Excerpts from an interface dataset
####################

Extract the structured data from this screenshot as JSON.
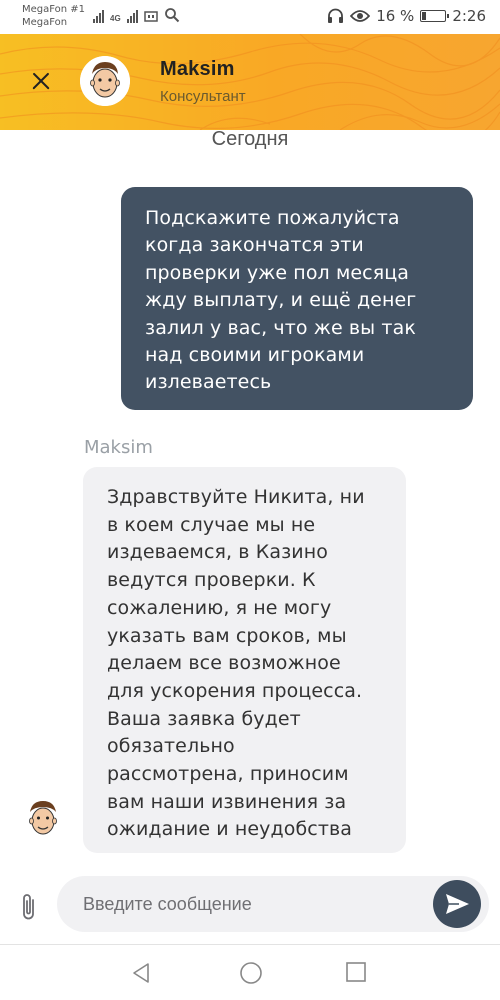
{
  "status_bar": {
    "carrier_1": "MegaFon #1",
    "carrier_2": "MegaFon",
    "network_label": "4G",
    "battery_text": "16 %",
    "time": "2:26"
  },
  "header": {
    "agent_name": "Maksim",
    "agent_role": "Консультант",
    "accent_color": "#f9a825"
  },
  "chat": {
    "date_separator": "Сегодня",
    "messages": [
      {
        "direction": "outgoing",
        "lines": [
          "Подскажите пожалуйста",
          "когда закончатся эти",
          "проверки уже пол месяца",
          "жду выплату, и ещё денег",
          "залил у вас, что же вы так",
          "над своими игроками",
          "излеваетесь"
        ],
        "bubble_color": "#435263"
      },
      {
        "direction": "incoming",
        "sender": "Maksim",
        "lines": [
          "Здравствуйте Никита, ни",
          "в коем случае мы не",
          "издеваемся, в Казино",
          "ведутся проверки. К",
          "сожалению, я не могу",
          "указать вам сроков, мы",
          "делаем все возможное",
          "для ускорения процесса.",
          "Ваша заявка будет",
          "обязательно",
          "рассмотрена, приносим",
          "вам наши извинения за",
          "ожидание и неудобства"
        ],
        "bubble_color": "#f1f1f3"
      }
    ]
  },
  "composer": {
    "placeholder": "Введите сообщение",
    "value": "",
    "attach_icon": "paperclip-icon",
    "send_icon": "send-icon"
  },
  "nav_bar": {
    "icons": [
      "back-triangle-icon",
      "home-circle-icon",
      "recent-square-icon"
    ]
  }
}
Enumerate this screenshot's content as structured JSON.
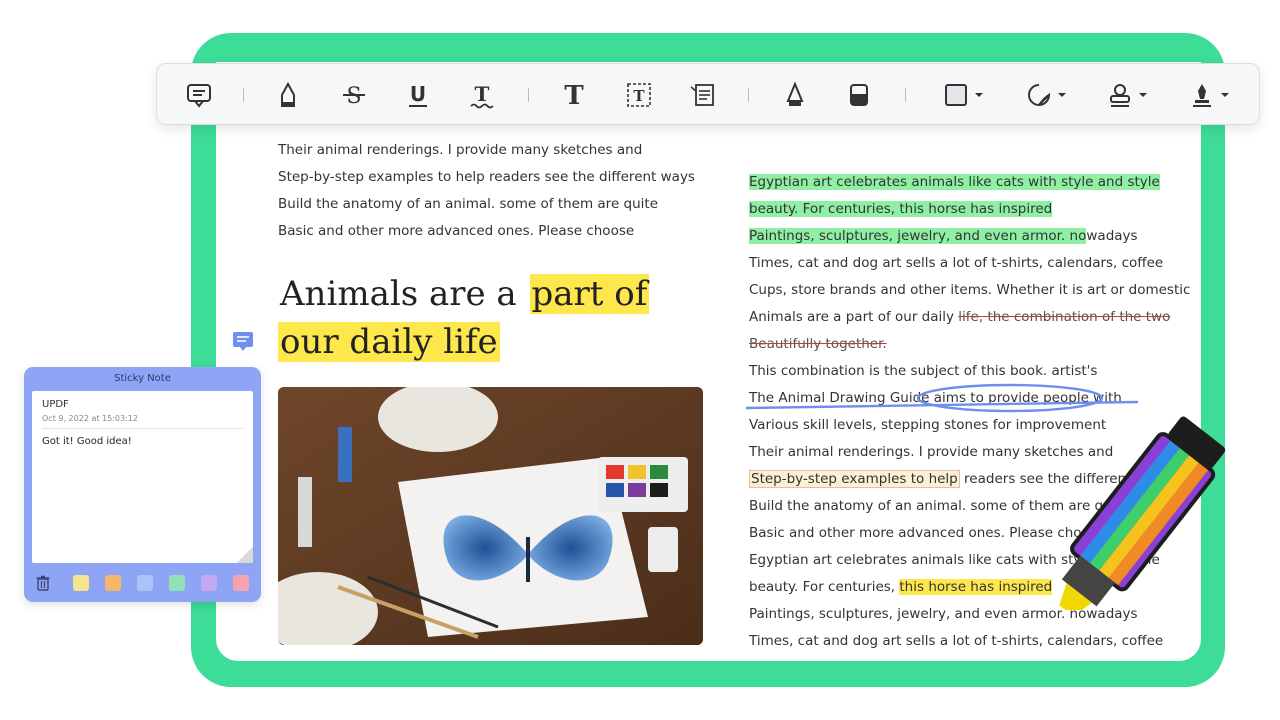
{
  "toolbar": {
    "tools": [
      {
        "id": "comment",
        "icon": "comment-icon"
      },
      {
        "id": "highlight",
        "icon": "highlighter-icon"
      },
      {
        "id": "strikethrough",
        "icon": "strikethrough-icon"
      },
      {
        "id": "underline",
        "icon": "underline-icon"
      },
      {
        "id": "squiggly",
        "icon": "squiggly-underline-icon"
      },
      {
        "id": "text",
        "icon": "text-icon"
      },
      {
        "id": "textbox",
        "icon": "text-box-icon"
      },
      {
        "id": "text-callout",
        "icon": "text-callout-icon"
      },
      {
        "id": "pencil",
        "icon": "pencil-icon"
      },
      {
        "id": "eraser",
        "icon": "eraser-icon"
      },
      {
        "id": "shape",
        "icon": "rectangle-icon"
      },
      {
        "id": "sticker",
        "icon": "sticker-icon"
      },
      {
        "id": "stamp",
        "icon": "stamp-icon"
      },
      {
        "id": "signature",
        "icon": "signature-icon"
      }
    ]
  },
  "left_column": {
    "lines": [
      "Their animal renderings. I provide many sketches and",
      "Step-by-step examples to help readers see the different ways",
      "Build the anatomy of an animal. some of them are quite",
      "Basic and other more advanced ones. Please choose"
    ],
    "heading_part1": "Animals are a ",
    "heading_hl1": "part of",
    "heading_hl2": "our daily life"
  },
  "right_column": {
    "l1": "Egyptian art celebrates animals like cats with style and style",
    "l2": "beauty. For centuries, this horse has inspired",
    "l3_hl": "Paintings, sculptures, jewelry, and even armor. no",
    "l3_rest": "wadays",
    "l4": "Times, cat and dog art sells a lot of t-shirts, calendars, coffee",
    "l5": "Cups, store brands and other items. Whether it is art or domestic",
    "l6_plain": "Animals are a part of our daily ",
    "l6_strike": "life, the combination of the two",
    "l7_strike": "Beautifully together.",
    "l8": "This combination is the subject of this book. artist's",
    "l9_plain": "The Animal Drawing Guide ",
    "l9_circled": "aims to provide people with",
    "l10": "Various skill levels, stepping stones for improvement",
    "l11": "Their animal renderings. I provide many sketches and",
    "l12_box": "Step-by-step examples to help",
    "l12_rest": " readers see the different ways",
    "l13": "Build the anatomy of an animal. some of them are quite",
    "l14": "Basic and other more advanced ones. Please choose",
    "l15": "Egyptian art celebrates animals like cats with style and style",
    "l16_plain": "beauty. For centuries, ",
    "l16_hl": "this horse has inspired",
    "l17": "Paintings, sculptures, jewelry, and even armor. nowadays",
    "l18": "Times, cat and dog art sells a lot of t-shirts, calendars, coffee"
  },
  "sticky_note": {
    "title": "Sticky Note",
    "author": "UPDF",
    "timestamp": "Oct 9, 2022 at 15:03:12",
    "body": "Got it!  Good idea!",
    "colors": [
      "#f7e58e",
      "#f5b769",
      "#a9c4f7",
      "#8fe3b4",
      "#c6a9f2",
      "#f5a3b0"
    ]
  },
  "colors": {
    "frame": "#3ddc97",
    "highlight_green": "#8ff0a4",
    "highlight_yellow": "#fde74c",
    "sticky_bg": "#8ea5f5"
  }
}
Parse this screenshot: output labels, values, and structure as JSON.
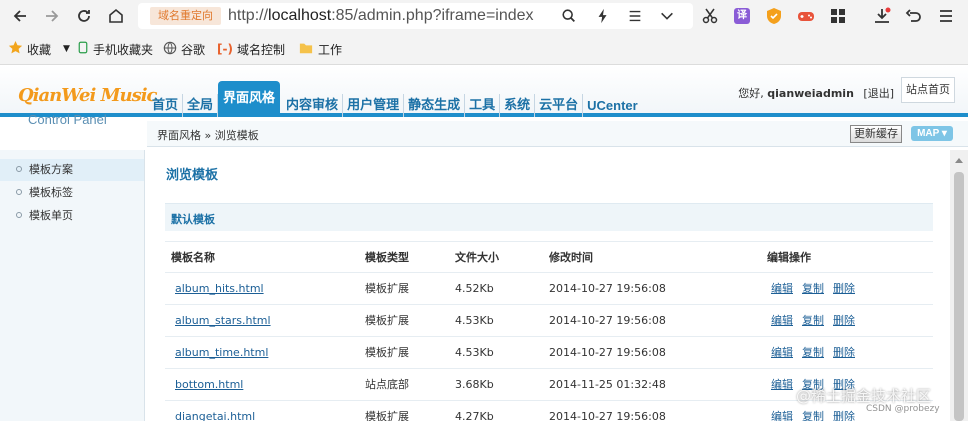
{
  "browser": {
    "redirect_badge": "域名重定向",
    "url_prefix": "http://",
    "url_host": "localhost",
    "url_rest": ":85/admin.php?iframe=index",
    "ext_badge": "译",
    "bookmarks": [
      {
        "label": "收藏",
        "icon": "star-icon"
      },
      {
        "label": "手机收藏夹",
        "icon": "phone-icon"
      },
      {
        "label": "谷歌",
        "icon": "globe-icon"
      },
      {
        "label": "域名控制",
        "icon": "bracket-icon"
      },
      {
        "label": "工作",
        "icon": "folder-icon"
      }
    ]
  },
  "header": {
    "logo_main": "QianWei Music",
    "logo_sub": "Control Panel",
    "nav": [
      {
        "label": "首页"
      },
      {
        "label": "全局"
      },
      {
        "label": "界面风格",
        "active": true
      },
      {
        "label": "内容审核"
      },
      {
        "label": "用户管理"
      },
      {
        "label": "静态生成"
      },
      {
        "label": "工具"
      },
      {
        "label": "系统"
      },
      {
        "label": "云平台"
      },
      {
        "label": "UCenter"
      }
    ],
    "greeting": "您好, ",
    "username": "qianweiadmin",
    "logout": "[退出]",
    "site_home": "站点首页"
  },
  "subheader": {
    "breadcrumb": "界面风格 » 浏览模板",
    "refresh_label": "更新缓存",
    "map_label": "MAP ▾"
  },
  "sidebar": {
    "items": [
      {
        "label": "模板方案",
        "active": true
      },
      {
        "label": "模板标签"
      },
      {
        "label": "模板单页"
      }
    ]
  },
  "main": {
    "title": "浏览模板",
    "section_title": "默认模板",
    "columns": [
      "模板名称",
      "模板类型",
      "文件大小",
      "修改时间",
      "编辑操作"
    ],
    "actions": [
      "编辑",
      "复制",
      "删除"
    ],
    "rows": [
      {
        "name": "album_hits.html",
        "type": "模板扩展",
        "size": "4.52Kb",
        "mtime": "2014-10-27 19:56:08"
      },
      {
        "name": "album_stars.html",
        "type": "模板扩展",
        "size": "4.53Kb",
        "mtime": "2014-10-27 19:56:08"
      },
      {
        "name": "album_time.html",
        "type": "模板扩展",
        "size": "4.53Kb",
        "mtime": "2014-10-27 19:56:08"
      },
      {
        "name": "bottom.html",
        "type": "站点底部",
        "size": "3.68Kb",
        "mtime": "2014-11-25 01:32:48"
      },
      {
        "name": "diangetai.html",
        "type": "模板扩展",
        "size": "4.27Kb",
        "mtime": "2014-10-27 19:56:08"
      }
    ]
  },
  "watermark": {
    "main": "@稀土掘金技术社区",
    "sub": "CSDN @probezy"
  },
  "colors": {
    "accent": "#1e8ecb",
    "logo": "#f39a1c",
    "link": "#1c5f96"
  }
}
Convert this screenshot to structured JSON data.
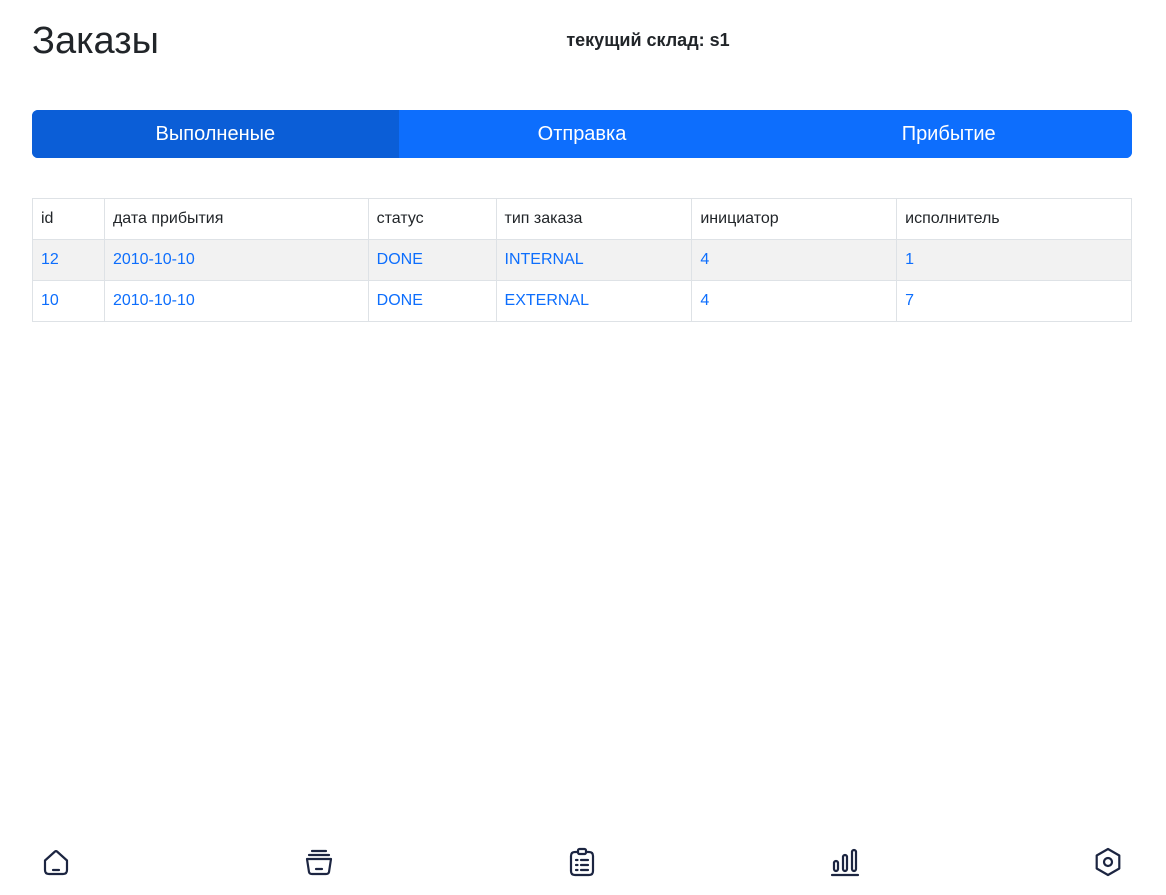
{
  "header": {
    "title": "Заказы",
    "warehouse": "текущий склад: s1"
  },
  "tabs": [
    {
      "label": "Выполненые",
      "active": true
    },
    {
      "label": "Отправка",
      "active": false
    },
    {
      "label": "Прибытие",
      "active": false
    }
  ],
  "table": {
    "columns": [
      "id",
      "дата прибытия",
      "статус",
      "тип заказа",
      "инициатор",
      "исполнитель"
    ],
    "rows": [
      [
        "12",
        "2010-10-10",
        "DONE",
        "INTERNAL",
        "4",
        "1"
      ],
      [
        "10",
        "2010-10-10",
        "DONE",
        "EXTERNAL",
        "4",
        "7"
      ]
    ]
  },
  "bottom_nav": {
    "items": [
      {
        "icon": "home-icon"
      },
      {
        "icon": "inventory-icon"
      },
      {
        "icon": "clipboard-list-icon"
      },
      {
        "icon": "bar-chart-icon"
      },
      {
        "icon": "settings-icon"
      }
    ]
  },
  "colors": {
    "primary": "#0d6efd",
    "primary_active": "#0b5ed7",
    "text": "#212529",
    "icon": "#1c2541",
    "row_stripe": "#f2f2f2"
  }
}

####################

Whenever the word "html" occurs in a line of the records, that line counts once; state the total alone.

5